If you spend any time on social media, you know how likes and engagement and hyper important. Especially if you’re trying to grow your profile, perhaps to be an influencer or just to get more likes.
Chances are you’ve heard about fake likes and fake influencers.
But how do these fake social media influencers inflate their engagement, and why? And what does it mean for different types of social media user?
Why are likes important?
Social media has become the go-to source of information for many people. From Facebook, YouTube and Twitter, to Instagram, Reddit and TikTok.
But getting your post seen can be a challenge on these never ending walls of content.
With likes, and more followers, posts are often given priority over others. So if you have an account with thousands of followers and a post with hundreds of likes, chances are that post will eclipse the less engaged with posts that will likely appear further down the list – if atall.
And this holds true for every social media platform.
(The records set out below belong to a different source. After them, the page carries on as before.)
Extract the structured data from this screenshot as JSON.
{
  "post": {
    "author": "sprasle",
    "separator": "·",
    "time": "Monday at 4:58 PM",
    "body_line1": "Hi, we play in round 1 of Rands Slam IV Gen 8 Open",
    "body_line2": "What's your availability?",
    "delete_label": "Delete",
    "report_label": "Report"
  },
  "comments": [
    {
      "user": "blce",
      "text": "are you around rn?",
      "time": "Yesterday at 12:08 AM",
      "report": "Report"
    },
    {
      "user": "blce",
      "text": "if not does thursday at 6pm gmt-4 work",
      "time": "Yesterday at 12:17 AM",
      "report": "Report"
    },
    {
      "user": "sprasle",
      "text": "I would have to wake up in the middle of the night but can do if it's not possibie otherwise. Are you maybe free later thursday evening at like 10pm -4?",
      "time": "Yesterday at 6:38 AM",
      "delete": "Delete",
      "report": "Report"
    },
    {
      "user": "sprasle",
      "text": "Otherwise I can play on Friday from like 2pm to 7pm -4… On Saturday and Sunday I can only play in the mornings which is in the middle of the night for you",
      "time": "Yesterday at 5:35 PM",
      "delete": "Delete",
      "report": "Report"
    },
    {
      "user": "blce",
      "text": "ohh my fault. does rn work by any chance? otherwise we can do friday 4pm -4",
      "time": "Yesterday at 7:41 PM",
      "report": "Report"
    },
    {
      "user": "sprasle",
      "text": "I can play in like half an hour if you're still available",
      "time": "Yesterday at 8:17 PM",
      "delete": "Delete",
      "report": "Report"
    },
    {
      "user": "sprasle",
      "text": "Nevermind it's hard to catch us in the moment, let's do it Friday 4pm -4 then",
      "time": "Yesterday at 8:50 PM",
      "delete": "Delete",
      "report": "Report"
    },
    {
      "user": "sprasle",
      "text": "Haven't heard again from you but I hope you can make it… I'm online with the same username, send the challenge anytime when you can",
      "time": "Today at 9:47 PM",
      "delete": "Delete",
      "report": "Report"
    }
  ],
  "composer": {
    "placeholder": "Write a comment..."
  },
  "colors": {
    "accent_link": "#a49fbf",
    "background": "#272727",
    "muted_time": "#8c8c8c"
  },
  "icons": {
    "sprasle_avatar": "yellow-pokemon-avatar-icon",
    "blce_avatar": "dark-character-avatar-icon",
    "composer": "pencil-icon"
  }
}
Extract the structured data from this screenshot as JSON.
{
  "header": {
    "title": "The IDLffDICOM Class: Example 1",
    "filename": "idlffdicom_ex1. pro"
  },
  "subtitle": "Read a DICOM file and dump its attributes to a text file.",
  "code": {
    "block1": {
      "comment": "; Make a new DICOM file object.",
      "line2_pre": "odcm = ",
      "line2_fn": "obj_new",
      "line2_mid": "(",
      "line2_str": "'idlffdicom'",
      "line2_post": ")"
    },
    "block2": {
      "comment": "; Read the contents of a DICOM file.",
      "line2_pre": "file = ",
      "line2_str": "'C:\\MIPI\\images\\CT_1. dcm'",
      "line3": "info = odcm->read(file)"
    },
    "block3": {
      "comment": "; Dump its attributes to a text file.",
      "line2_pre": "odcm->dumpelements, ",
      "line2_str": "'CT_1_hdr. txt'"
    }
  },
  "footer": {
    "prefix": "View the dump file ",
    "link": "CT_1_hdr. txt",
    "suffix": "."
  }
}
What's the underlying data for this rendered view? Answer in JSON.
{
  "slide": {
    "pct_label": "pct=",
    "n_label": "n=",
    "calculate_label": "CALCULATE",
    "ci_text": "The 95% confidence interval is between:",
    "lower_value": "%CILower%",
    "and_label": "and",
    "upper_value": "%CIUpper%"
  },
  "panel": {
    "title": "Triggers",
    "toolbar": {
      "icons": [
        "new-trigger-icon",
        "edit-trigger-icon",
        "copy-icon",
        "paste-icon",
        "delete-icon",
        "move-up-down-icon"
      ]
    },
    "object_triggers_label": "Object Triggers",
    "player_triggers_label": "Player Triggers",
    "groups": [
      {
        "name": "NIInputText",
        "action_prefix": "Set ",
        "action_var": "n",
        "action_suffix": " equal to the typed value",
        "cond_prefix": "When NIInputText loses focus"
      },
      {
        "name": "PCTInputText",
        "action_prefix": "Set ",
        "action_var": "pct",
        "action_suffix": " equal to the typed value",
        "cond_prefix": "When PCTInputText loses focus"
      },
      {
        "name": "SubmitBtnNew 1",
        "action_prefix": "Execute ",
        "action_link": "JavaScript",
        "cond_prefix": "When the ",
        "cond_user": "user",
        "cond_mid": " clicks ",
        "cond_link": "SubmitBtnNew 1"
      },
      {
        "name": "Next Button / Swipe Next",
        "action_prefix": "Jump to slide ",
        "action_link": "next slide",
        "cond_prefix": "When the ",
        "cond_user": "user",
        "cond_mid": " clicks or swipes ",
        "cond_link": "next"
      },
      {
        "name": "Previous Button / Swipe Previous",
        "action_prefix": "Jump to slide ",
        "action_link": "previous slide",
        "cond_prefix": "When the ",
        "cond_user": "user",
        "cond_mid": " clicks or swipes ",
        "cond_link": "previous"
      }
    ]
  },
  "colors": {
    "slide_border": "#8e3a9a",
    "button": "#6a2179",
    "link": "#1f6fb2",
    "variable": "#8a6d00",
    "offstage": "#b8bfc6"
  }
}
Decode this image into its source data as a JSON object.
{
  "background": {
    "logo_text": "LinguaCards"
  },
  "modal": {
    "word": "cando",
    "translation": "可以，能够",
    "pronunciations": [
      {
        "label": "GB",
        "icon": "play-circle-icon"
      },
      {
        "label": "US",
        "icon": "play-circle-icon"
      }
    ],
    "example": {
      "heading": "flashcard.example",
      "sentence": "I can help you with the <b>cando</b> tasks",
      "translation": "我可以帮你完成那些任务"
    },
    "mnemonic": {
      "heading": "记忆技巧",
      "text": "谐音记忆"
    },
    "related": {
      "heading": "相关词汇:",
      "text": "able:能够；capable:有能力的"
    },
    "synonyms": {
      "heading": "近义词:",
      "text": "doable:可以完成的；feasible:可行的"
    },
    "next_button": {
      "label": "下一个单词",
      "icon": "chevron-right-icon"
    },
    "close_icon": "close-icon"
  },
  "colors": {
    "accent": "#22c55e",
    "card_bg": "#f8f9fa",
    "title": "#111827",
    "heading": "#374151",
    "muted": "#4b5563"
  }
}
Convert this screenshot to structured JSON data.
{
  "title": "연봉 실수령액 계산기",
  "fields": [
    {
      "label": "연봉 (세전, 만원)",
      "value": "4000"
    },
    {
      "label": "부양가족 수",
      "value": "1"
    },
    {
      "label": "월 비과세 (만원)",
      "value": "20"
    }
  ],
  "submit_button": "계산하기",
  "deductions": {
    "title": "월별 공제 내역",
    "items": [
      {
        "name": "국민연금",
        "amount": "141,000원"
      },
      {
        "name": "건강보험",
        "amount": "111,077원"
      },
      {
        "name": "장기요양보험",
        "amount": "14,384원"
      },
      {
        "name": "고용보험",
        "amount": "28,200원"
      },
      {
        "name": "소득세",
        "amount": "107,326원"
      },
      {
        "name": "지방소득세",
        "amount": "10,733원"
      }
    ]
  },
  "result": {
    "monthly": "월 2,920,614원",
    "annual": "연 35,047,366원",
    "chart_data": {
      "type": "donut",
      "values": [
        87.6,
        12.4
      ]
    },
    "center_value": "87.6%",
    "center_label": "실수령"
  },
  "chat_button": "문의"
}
Increasingly YouTube influencers are quite transparent, telling viewers to ‘smash that like and subscribe button’ as it helps the channel.
The same is true for Instagram and every other social media site.
Now you might think that just creating good content is enough to climb the timelines and build your following.
But there are ways to massively shortcut the process – and some of these can be quite underhand and damaging.
How influencers inflate their engagement
Buying clicks and likes online is easier than ever. Simply search Google for ‘buy Instagram likes’ or ‘Buy YouTube views’.
These clicks and followers can be incredibly cheap, sometimes as low as just a few dollars for thousands of clicks. They’re often also marketed as ‘genuine’ traffic, suggesting real people from specific locations.
And the truth is, the buying and selling of these fake clicks is commonplace. Even your favourite influencer (or whoever you follow on Insta) probably has a big stack of fake followers.
After all, for just a few dollars you can boost your views and probably climb up the timeline and win more followers.
But what exactly are these paid likes and followers? Are any of them as ‘genuine’ as they claim?
The click industry
When you buy clicks, or followers, you’re normally paying for a click farm. A click farm is a location that creates bulk internet traffic often using bots.
These bots are basically automated scripts that run 24/7 and can click hundreds of times per minutes on anything online. Basically, whatever you want to hire a click farm to click, they’ll be happy to click.
In general, these click farms are used to engage with social media posts, YouTube videos and ad banners on websites (inflating ad payout for publishers). However you can also hire a click bot to watch live Twitch streams, listen to Spotify or download an app.
In short, if there is a market for inflating engagement, or a reason to click for followers or to earn money, you can hire a click farm.
These is also another channel for paid clicks, which is paid-to-click websites, or PTC websites.
You might have seen these advertised as ‘work from home’ opportunities. The theory is that people sign up for a PTC website or app, and they earn money each time they view an ad or video or click a link. The payout is usually low, so people need to click a lot.
But this form of remote click farm is especially popular in low income countries such as in Asia or some countries in South America.
The impact of fake clicks
For the average user, the impact of fake clicks isn’t that big a deal. People see a post has lots of likes and they might think it has more authority or a reason for being so popular, but it tends to be because of fake engagement.
One of the main problems of fake engagement has been the spreading of fake information, the ‘fake news’ issue. Platforms such as Facebook and Twitter have long been trying to tackle the problem of disinformation being spread on their platforms, which is often a result of inflated engagement and fake accounts.
Research suggests that around 40-50% of all web traffic is automated. Those that are most affected are advertisers, who often find that large chunks of their advertising budget is wasted on non-human ad spend.
The rise and rise of click fraud has become a $35 billion issue for the marketing industry. With so much money wasted on pay per click ads, or social media ads, advertisers have been turning to online methods to reduce their exposure to these bots.
What is being done about fake engagement?
At the moment, the problem of non-genuine engagement on social media or the internet as a whole is not being taken entirely seriously by the major platforms. Facebook and Google both claim to be tackling the issue, but the problem does still remain.
By removing engagement metrics such as likes on Instagram, Facebook is trying to devalue the ‘like’. However this hasn’t had the desired effect yet.
Google also rolled out a number of updates designed to change how things like cookies work, and their advertising processes. But as of late 2021, these processes are still a work in progress and have yet to have much of an impact.
Interestingly, there has also been some developments using blockchain technology to verify the ‘proof of view’ for videos and live streams. The best known of these is a project called Verasity, which is aiming to tokenise individual views and eliminate bots.
It remains to be seen if this will have the desired effect.
What can you do?
The best thing to do is to avoid buying clicks or engagement online. This traffic is, despite its price, effectively worthless.
Although it might serve to boost engagement or traffic, it fuels this fake economy and continues to cause problems for both society as a whole and the digital ecosystems.
If you are an advertiser on social media, using invalid traffic blocking software such as ClickCease or Cheq for PPC can hugely reduce the impact of fake clicks.